Give Defense’s POW/MIA Sleuths Furlough Flexibility, Lawmakers Say

Rep. Stephen Lynch, D-Mass. Rep. Stephen Lynch, D-Mass. Christopher Evans/AP

A bipartisan group of legislators is pushing to give additional furlough flexibility to Defense Department civilians charged with recovering U.S. prisoners of war and service members who went missing in action or were killed and not brought home.  

The 2013 POW/MIA Accounting and Recovery Support Act, introduced on Friday, would allow civilians on deployed missions for the Joint POW/MIA Accounting Command—also known as JPAC—the flexibility to take their furlough days after they return home. 

In a statement released Friday, the bill’s lead sponsors, Reps. Stephen Lynch, D-Mass., and Glenn Thompson, R-Pa., said its imperative that JPAC’s efforts to “locate and recover the remains of unaccounted-for American service members are not delayed due to sequestration.”

Lynch continued: “I’ve witnessed JPAC’s world-class research and forensic operations first-hand, and I believe that we must make every effort to safeguard the Command against any disruption in its landmark search for our missing and fallen American troops.”

Defense had originally scheduled 22 unpaid furlough days for its civilian employees because of across-the-board budget cuts from sequestration. The stopgap bill to fund the government through the end of fiscal 2013 reduced that number to 14 days, and some reports have indicated that the number may be cut even further.

According to JPAC’s website, the command is working to help find and identify 83,000 Americans missing from past conflicts. The bill’s sponsors noted that civilians working at JPAC do not operate on a traditional work schedule. Many are deployed on missions lasting between 35 to 45 days in foreign countries to help search for deceased service members, making mandatory furloughs a significant burden during ongoing operations.

“It’s an important promise we made to all our veterans and service members, and this bill will protect JPAC’s civilian employees while they are on deployment,” Thompson said. 

Stay up-to-date with federal news alerts and analysis — Sign up for GovExec's email newsletters.
Close [ x ] More from GovExec

Thank you for subscribing to newsletters from
We think these reports might interest you:

  • Going Agile:Revolutionizing Federal Digital Services Delivery

    Here’s one indication that times have changed: Harriet Tubman is going to be the next face of the twenty dollar bill. Another sign of change? The way in which the federal government arrived at that decision.

  • Cyber Risk Report: Cybercrime Trends from 2016

    In our first half 2016 cyber trends report, SurfWatch Labs threat intelligence analysts noted one key theme – the interconnected nature of cybercrime – and the second half of the year saw organizations continuing to struggle with that reality.
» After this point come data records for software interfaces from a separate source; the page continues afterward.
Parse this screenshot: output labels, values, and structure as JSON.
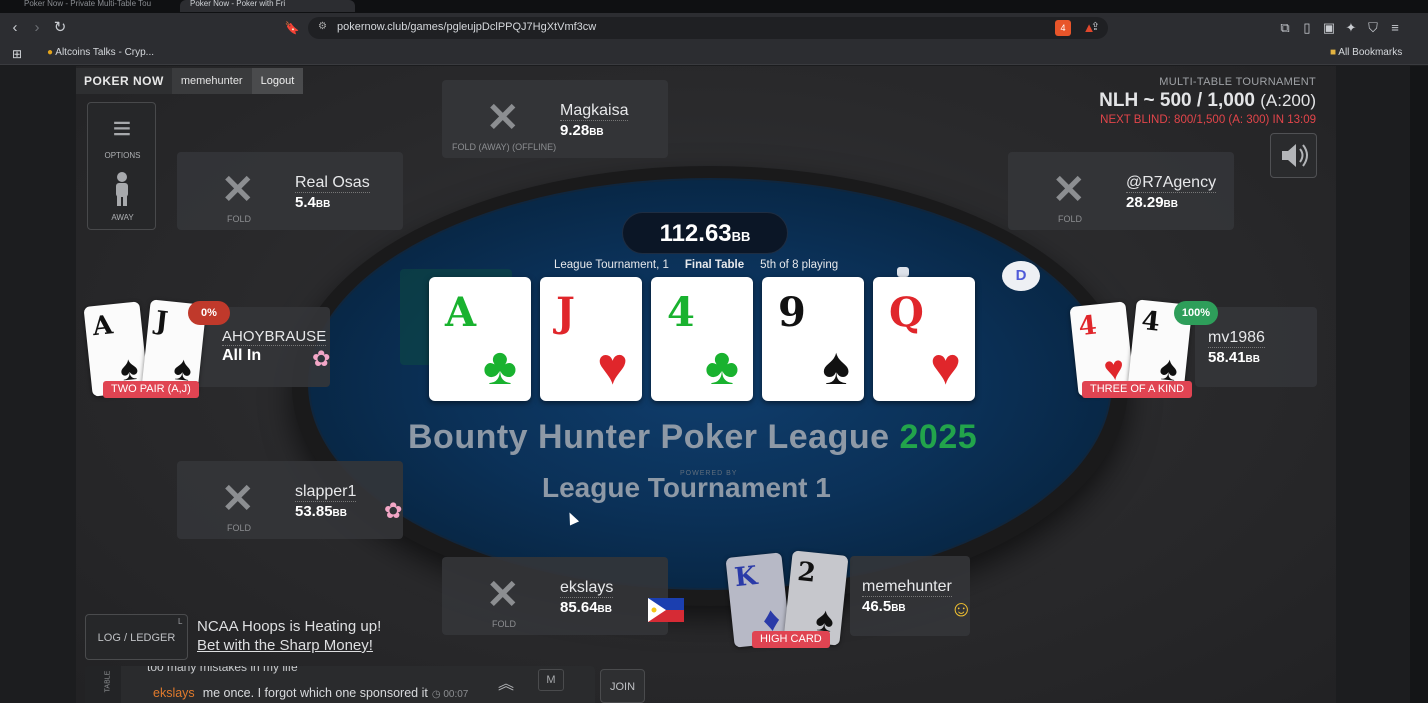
{
  "browser": {
    "tabs": [
      {
        "title": "Poker Now - Private Multi-Table Tou"
      },
      {
        "title": "Poker Now - Poker with Fri"
      }
    ],
    "url": "pokernow.club/games/pgleujpDclPPQJ7HgXtVmf3cw",
    "bookmarks": [
      {
        "label": "Altcoins Talks - Cryp..."
      }
    ],
    "all_bookmarks": "All Bookmarks",
    "extension_badges": [
      "4",
      "1"
    ]
  },
  "header": {
    "brand": "POKER NOW",
    "username": "memehunter",
    "logout": "Logout"
  },
  "side_menu": {
    "options": "OPTIONS",
    "away": "AWAY"
  },
  "tournament": {
    "type": "MULTI-TABLE TOURNAMENT",
    "blinds": "NLH ~ 500 / 1,000",
    "ante": "(A:200)",
    "next_blind": "NEXT BLIND: 800/1,500 (A: 300) IN 13:09"
  },
  "table": {
    "pot": "112.63",
    "pot_unit": "BB",
    "league": "League Tournament, 1",
    "stage": "Final Table",
    "place": "5th of 8 playing",
    "felt_title": "Bounty Hunter Poker League",
    "felt_year": "2025",
    "felt_subtitle": "League Tournament 1",
    "felt_powered": "POWERED BY",
    "dealer": "D",
    "board": [
      {
        "rank": "A",
        "suit": "♣",
        "color": "#19b22f"
      },
      {
        "rank": "J",
        "suit": "♥",
        "color": "#e0262b"
      },
      {
        "rank": "4",
        "suit": "♣",
        "color": "#19b22f"
      },
      {
        "rank": "9",
        "suit": "♠",
        "color": "#111111"
      },
      {
        "rank": "Q",
        "suit": "♥",
        "color": "#e0262b"
      }
    ]
  },
  "seats": {
    "magkaisa": {
      "name": "Magkaisa",
      "stack": "9.28",
      "unit": "BB",
      "status": "FOLD (AWAY) (OFFLINE)"
    },
    "real_osas": {
      "name": "Real Osas",
      "stack": "5.4",
      "unit": "BB",
      "status": "FOLD"
    },
    "r7agency": {
      "name": "@R7Agency",
      "stack": "28.29",
      "unit": "BB",
      "status": "FOLD"
    },
    "ahoybrause": {
      "name": "AHOYBRAUSE",
      "stack": "All In",
      "equity": "0%",
      "hand": "TWO PAIR (A,J)",
      "cards": [
        {
          "rank": "A",
          "suit": "♠"
        },
        {
          "rank": "J",
          "suit": "♠"
        }
      ]
    },
    "mv1986": {
      "name": "mv1986",
      "stack": "58.41",
      "unit": "BB",
      "equity": "100%",
      "hand": "THREE OF A KIND",
      "cards": [
        {
          "rank": "4",
          "suit": "♥"
        },
        {
          "rank": "4",
          "suit": "♠"
        }
      ]
    },
    "slapper1": {
      "name": "slapper1",
      "stack": "53.85",
      "unit": "BB",
      "status": "FOLD"
    },
    "ekslays": {
      "name": "ekslays",
      "stack": "85.64",
      "unit": "BB",
      "status": "FOLD"
    },
    "memehunter": {
      "name": "memehunter",
      "stack": "46.5",
      "unit": "BB",
      "hand": "HIGH CARD",
      "cards": [
        {
          "rank": "K",
          "suit": "♦"
        },
        {
          "rank": "2",
          "suit": "♠"
        }
      ]
    }
  },
  "bottom": {
    "log_button": "LOG / LEDGER",
    "log_key": "L",
    "promo_line1": "NCAA Hoops is Heating up!",
    "promo_line2": "Bet with the Sharp Money!",
    "chat_tab": "TABLE",
    "chat_prev": "too many mistakes in my life",
    "chat_user": "ekslays",
    "chat_message": "me once. I forgot which one sponsored it",
    "chat_time": "00:07",
    "m_button": "M",
    "join_button": "JOIN"
  }
}
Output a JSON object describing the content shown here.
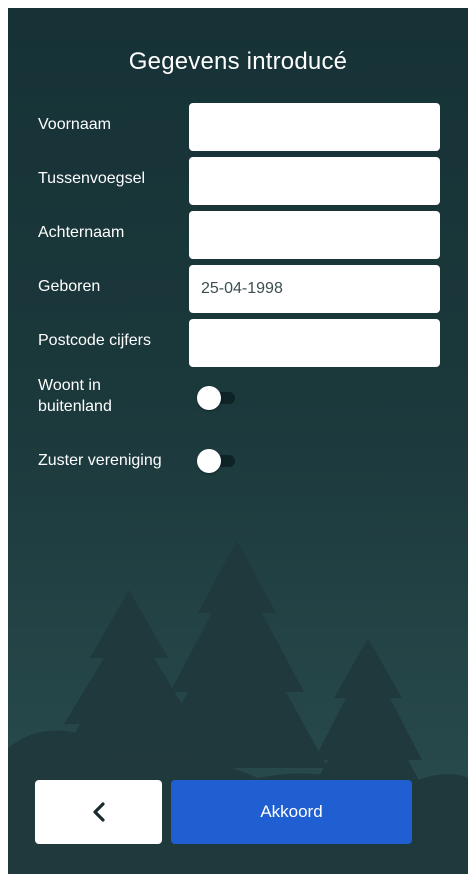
{
  "colors": {
    "background_top": "#163236",
    "background_bottom": "#2b4e50",
    "trees": "#20393c",
    "accent_button": "#1f5fd1",
    "input_background": "#ffffff"
  },
  "header": {
    "title": "Gegevens introducé"
  },
  "form": {
    "voornaam": {
      "label": "Voornaam",
      "value": ""
    },
    "tussenvoegsel": {
      "label": "Tussenvoegsel",
      "value": ""
    },
    "achternaam": {
      "label": "Achternaam",
      "value": ""
    },
    "geboren": {
      "label": "Geboren",
      "value": "25-04-1998"
    },
    "postcode": {
      "label": "Postcode cijfers",
      "value": ""
    },
    "woont_in_buitenland": {
      "label_line1": "Woont in",
      "label_line2": "buitenland",
      "checked": false
    },
    "zuster_vereniging": {
      "label": "Zuster vereniging",
      "checked": false
    }
  },
  "footer": {
    "back_icon": "chevron-left-icon",
    "ok_label": "Akkoord"
  }
}
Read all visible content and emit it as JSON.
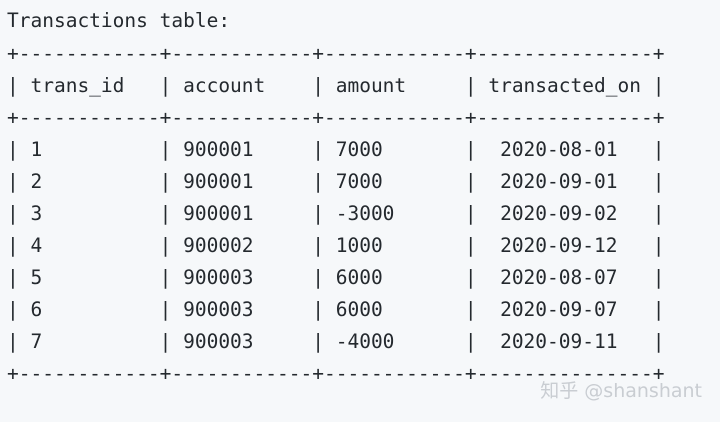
{
  "caption": "Transactions table:",
  "table": {
    "border_line": "+------------+------------+------------+---------------+",
    "header_line": "| trans_id   | account    | amount     | transacted_on |",
    "rows": [
      "| 1          | 900001     | 7000       |  2020-08-01   |",
      "| 2          | 900001     | 7000       |  2020-09-01   |",
      "| 3          | 900001     | -3000      |  2020-09-02   |",
      "| 4          | 900002     | 1000       |  2020-09-12   |",
      "| 5          | 900003     | 6000       |  2020-08-07   |",
      "| 6          | 900003     | 6000       |  2020-09-07   |",
      "| 7          | 900003     | -4000      |  2020-09-11   |"
    ],
    "columns": [
      "trans_id",
      "account",
      "amount",
      "transacted_on"
    ],
    "records": [
      {
        "trans_id": "1",
        "account": "900001",
        "amount": "7000",
        "transacted_on": "2020-08-01"
      },
      {
        "trans_id": "2",
        "account": "900001",
        "amount": "7000",
        "transacted_on": "2020-09-01"
      },
      {
        "trans_id": "3",
        "account": "900001",
        "amount": "-3000",
        "transacted_on": "2020-09-02"
      },
      {
        "trans_id": "4",
        "account": "900002",
        "amount": "1000",
        "transacted_on": "2020-09-12"
      },
      {
        "trans_id": "5",
        "account": "900003",
        "amount": "6000",
        "transacted_on": "2020-08-07"
      },
      {
        "trans_id": "6",
        "account": "900003",
        "amount": "6000",
        "transacted_on": "2020-09-07"
      },
      {
        "trans_id": "7",
        "account": "900003",
        "amount": "-4000",
        "transacted_on": "2020-09-11"
      }
    ]
  },
  "watermark": "知乎 @shanshant",
  "colors": {
    "background": "#f6f8fa",
    "text": "#24292e",
    "watermark": "#c9cdd2"
  }
}
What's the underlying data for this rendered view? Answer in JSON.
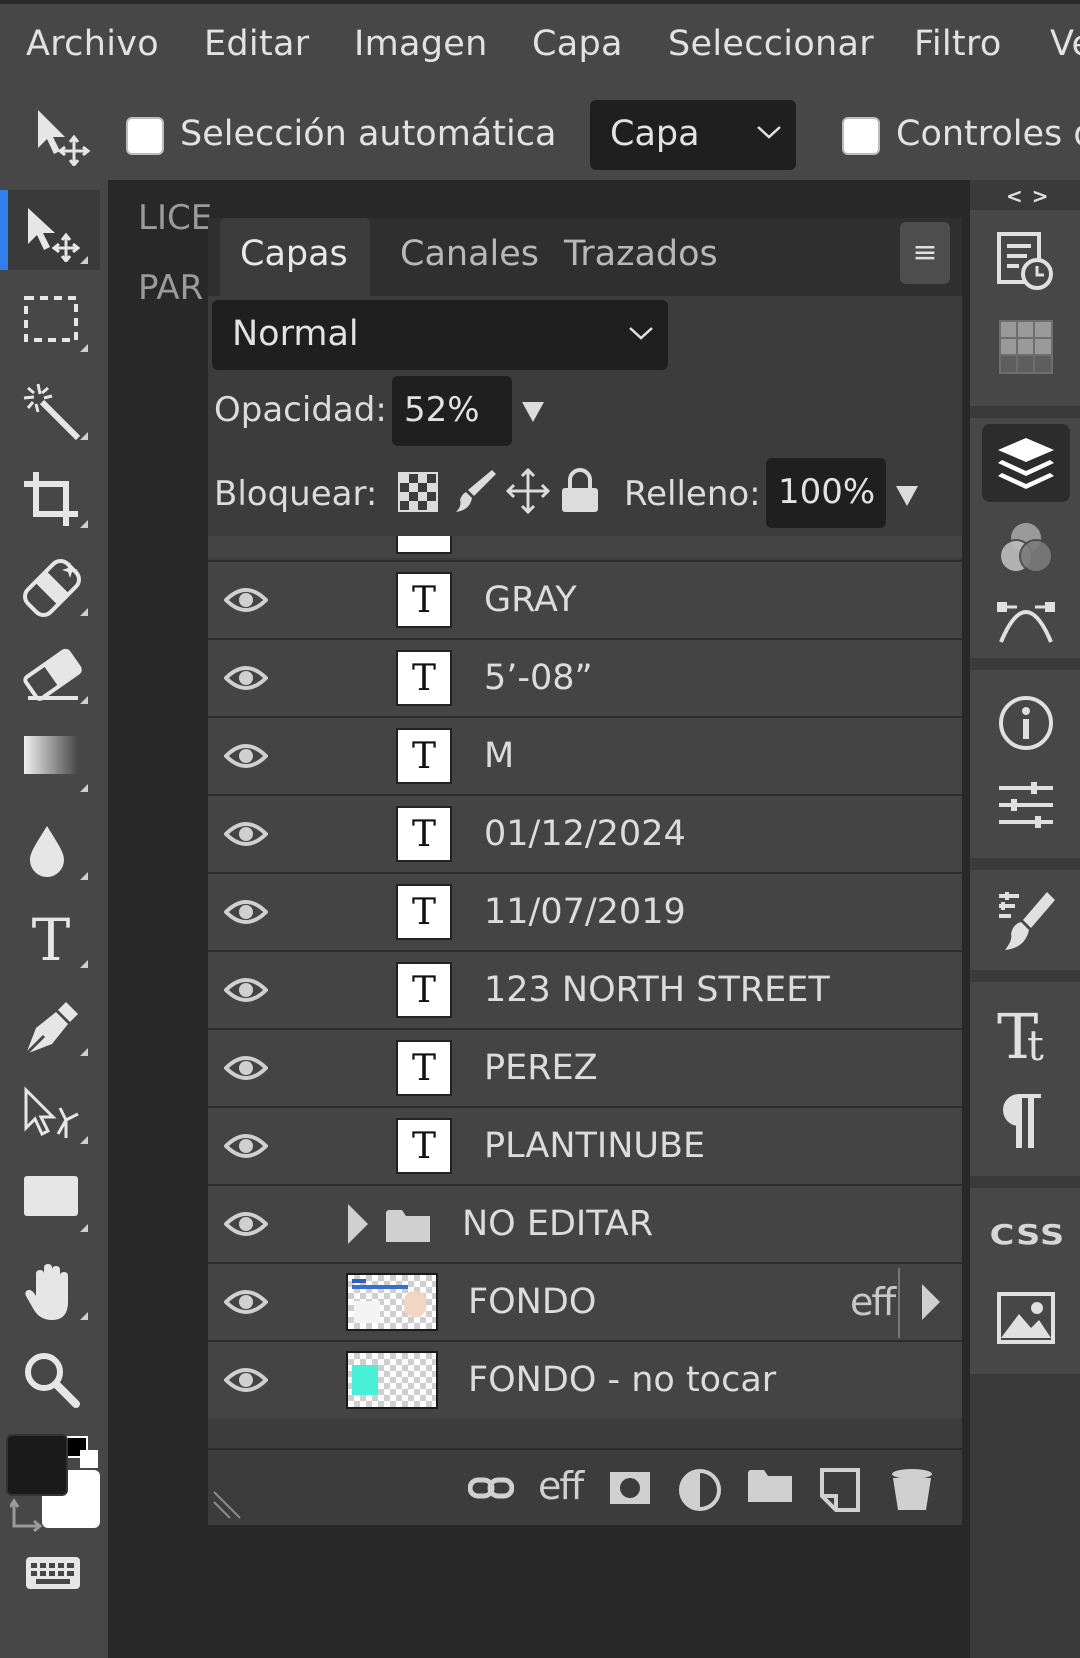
{
  "menu": {
    "items": [
      "Archivo",
      "Editar",
      "Imagen",
      "Capa",
      "Seleccionar",
      "Filtro",
      "Ve"
    ]
  },
  "options": {
    "auto_select_label": "Selección automática",
    "auto_select_target": "Capa",
    "controls_label": "Controles d"
  },
  "workspace": {
    "doc_text_1": "LICE",
    "doc_text_2": "PAR"
  },
  "panel": {
    "tabs": [
      {
        "label": "Capas",
        "active": true
      },
      {
        "label": "Canales",
        "active": false
      },
      {
        "label": "Trazados",
        "active": false
      }
    ],
    "menu_glyph": "≡",
    "blend_mode": "Normal",
    "opacity_label": "Opacidad:",
    "opacity_value": "52%",
    "lock_label": "Bloquear:",
    "fill_label": "Relleno:",
    "fill_value": "100%",
    "text_layer_glyph": "T",
    "layers": [
      {
        "name": "GRAY",
        "type": "text"
      },
      {
        "name": "5’-08”",
        "type": "text"
      },
      {
        "name": "M",
        "type": "text"
      },
      {
        "name": "01/12/2024",
        "type": "text"
      },
      {
        "name": "11/07/2019",
        "type": "text"
      },
      {
        "name": "123 NORTH STREET",
        "type": "text"
      },
      {
        "name": "PEREZ",
        "type": "text"
      },
      {
        "name": "PLANTINUBE",
        "type": "text"
      },
      {
        "name": "NO EDITAR",
        "type": "folder"
      },
      {
        "name": "FONDO",
        "type": "image",
        "fx": "eff"
      },
      {
        "name": "FONDO - no tocar",
        "type": "image"
      }
    ],
    "footer_fx": "eff"
  },
  "rightbar": {
    "collapse_glyph": "< >",
    "css_label": "CSS"
  },
  "colors": {
    "accent": "#2f7fef",
    "foreground": "#1a1a1a",
    "background": "#ffffff",
    "swatch_cyan": "#48f0d8"
  }
}
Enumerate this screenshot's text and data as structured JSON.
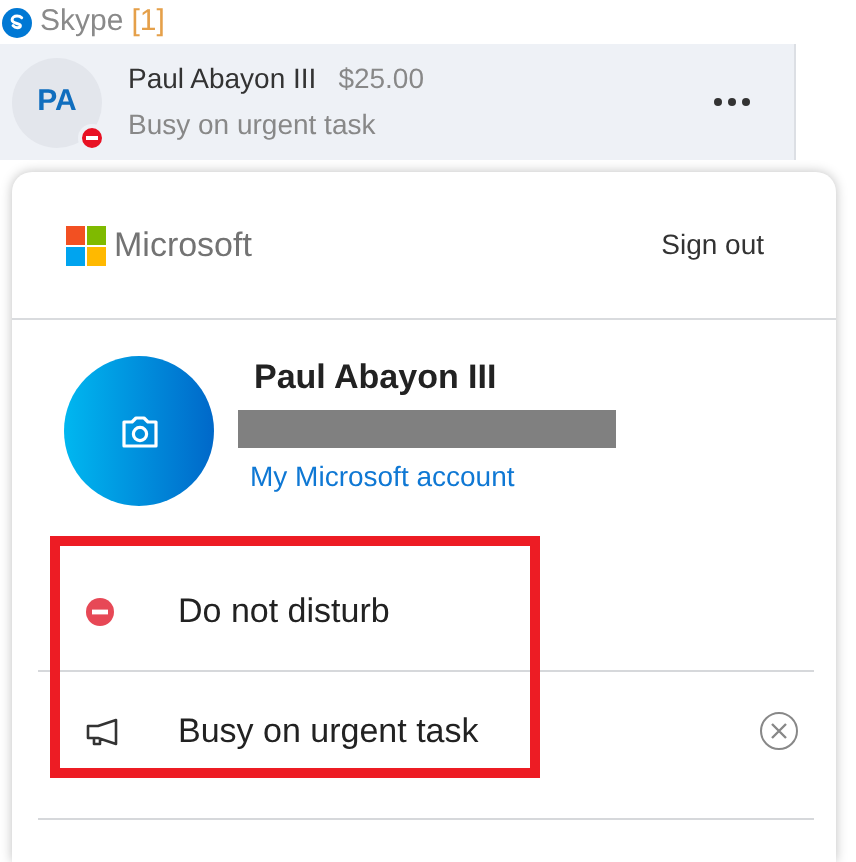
{
  "app": {
    "title": "Skype",
    "badge": "[1]"
  },
  "contact": {
    "initials": "PA",
    "name": "Paul Abayon III",
    "balance": "$25.00",
    "mood": "Busy on urgent task",
    "busy": true
  },
  "account_panel": {
    "brand": "Microsoft",
    "sign_out": "Sign out",
    "name": "Paul Abayon III",
    "email_redacted": true,
    "account_link": "My Microsoft account"
  },
  "status_items": [
    {
      "kind": "presence",
      "label": "Do not disturb",
      "clearable": false
    },
    {
      "kind": "mood",
      "label": "Busy on urgent task",
      "clearable": true
    }
  ],
  "highlight_frame": true
}
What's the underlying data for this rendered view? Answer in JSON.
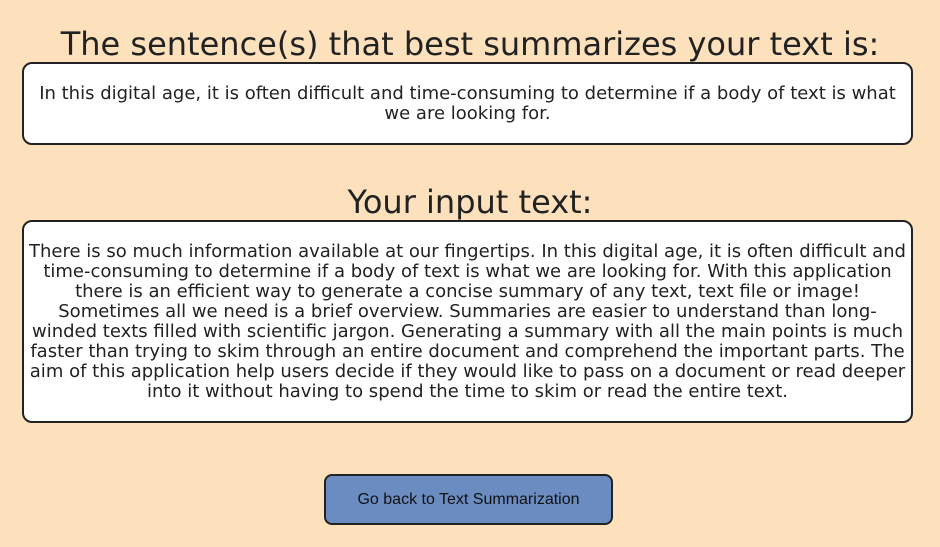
{
  "summary": {
    "heading": "The sentence(s) that best summarizes your text is:",
    "text": "In this digital age, it is often difficult and time-consuming to determine if a body of text is what we are looking for."
  },
  "input": {
    "heading": "Your input text:",
    "text": "There is so much information available at our fingertips. In this digital age, it is often difficult and time-consuming to determine if a body of text is what we are looking for. With this application there is an efficient way to generate a concise summary of any text, text file or image! Sometimes all we need is a brief overview. Summaries are easier to understand than long-winded texts filled with scientific jargon. Generating a summary with all the main points is much faster than trying to skim through an entire document and comprehend the important parts. The aim of this application help users decide if they would like to pass on a document or read deeper into it without having to spend the time to skim or read the entire text."
  },
  "actions": {
    "back_label": "Go back to Text Summarization"
  },
  "colors": {
    "background": "#fde1bd",
    "button": "#6a8cc1",
    "box": "#ffffff",
    "border": "#222222"
  }
}
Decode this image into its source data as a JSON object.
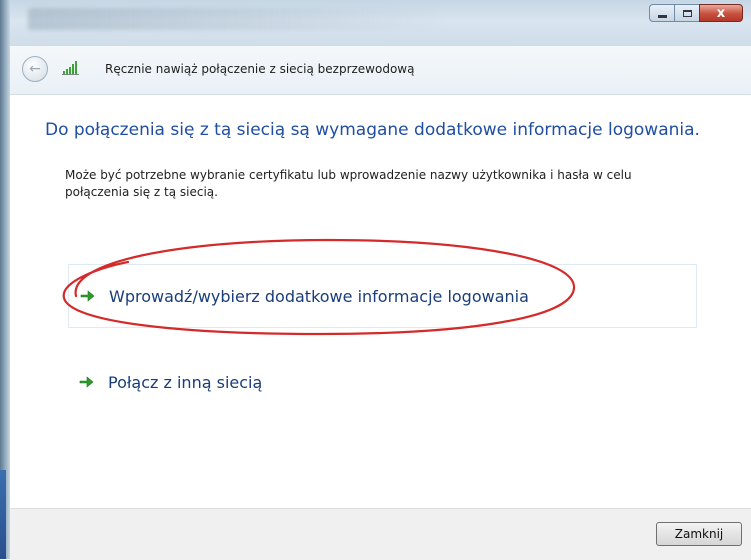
{
  "window": {
    "title": "Ręcznie nawiąż połączenie z siecią bezprzewodową",
    "close_glyph": "x"
  },
  "nav": {
    "back_icon": "back-arrow-icon",
    "network_icon": "wireless-signal-icon"
  },
  "main": {
    "heading": "Do połączenia się z tą siecią są wymagane dodatkowe informacje logowania.",
    "description": "Może być potrzebne wybranie certyfikatu lub wprowadzenie nazwy użytkownika i hasła w celu połączenia się z tą siecią.",
    "options": [
      {
        "label": "Wprowadź/wybierz dodatkowe informacje logowania",
        "icon": "green-arrow-icon"
      },
      {
        "label": "Połącz z inną siecią",
        "icon": "green-arrow-icon"
      }
    ]
  },
  "footer": {
    "close_label": "Zamknij"
  },
  "colors": {
    "heading": "#1f4ea3",
    "link": "#1a3e7a",
    "arrow": "#2e9a2e",
    "annotation": "#d42a2a"
  }
}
The number of potential cyber threats, the pool of already compromised information, and the ease of finding increasingly sophisticated cybercriminal tools continued to snowball throughout the year.

  • Featured Content from RSA Conference: Dissed by NIST

    Learn more about the latest draft of the U.S. National Institute of Standards and Technology guidance document on authentication and lifecycle management.

  • GBC Issue Brief: The Future of 9-1-1

    A Look Into the Next Generation of Emergency Services

  • GBC Survey Report: Securing the Perimeters

    A candid survey on cybersecurity in state and local governments

  • The New IP: Moving Government Agencies Toward the Network of The Future

    Federal IT managers are looking to modernize legacy network infrastructures that are taxed by growing demands from mobile devices, video, vast amounts of data, and more. This issue brief discusses the federal government network landscape, as well as market, financial force drivers for network modernization.

  • eBook: State & Local Cybersecurity

    CenturyLink is committed to helping state and local governments meet their cybersecurity challenges. Towards that end, CenturyLink commissioned a study from the Government Business Council that looked at the perceptions, attitudes and experiences of state and local leaders around the cybersecurity issue. The results were surprising in a number of ways. Learn more about their findings and the ways in which state and local governments can combat cybersecurity threats with this eBook.


When you download a report, your information may be shared with the underwriters of that document.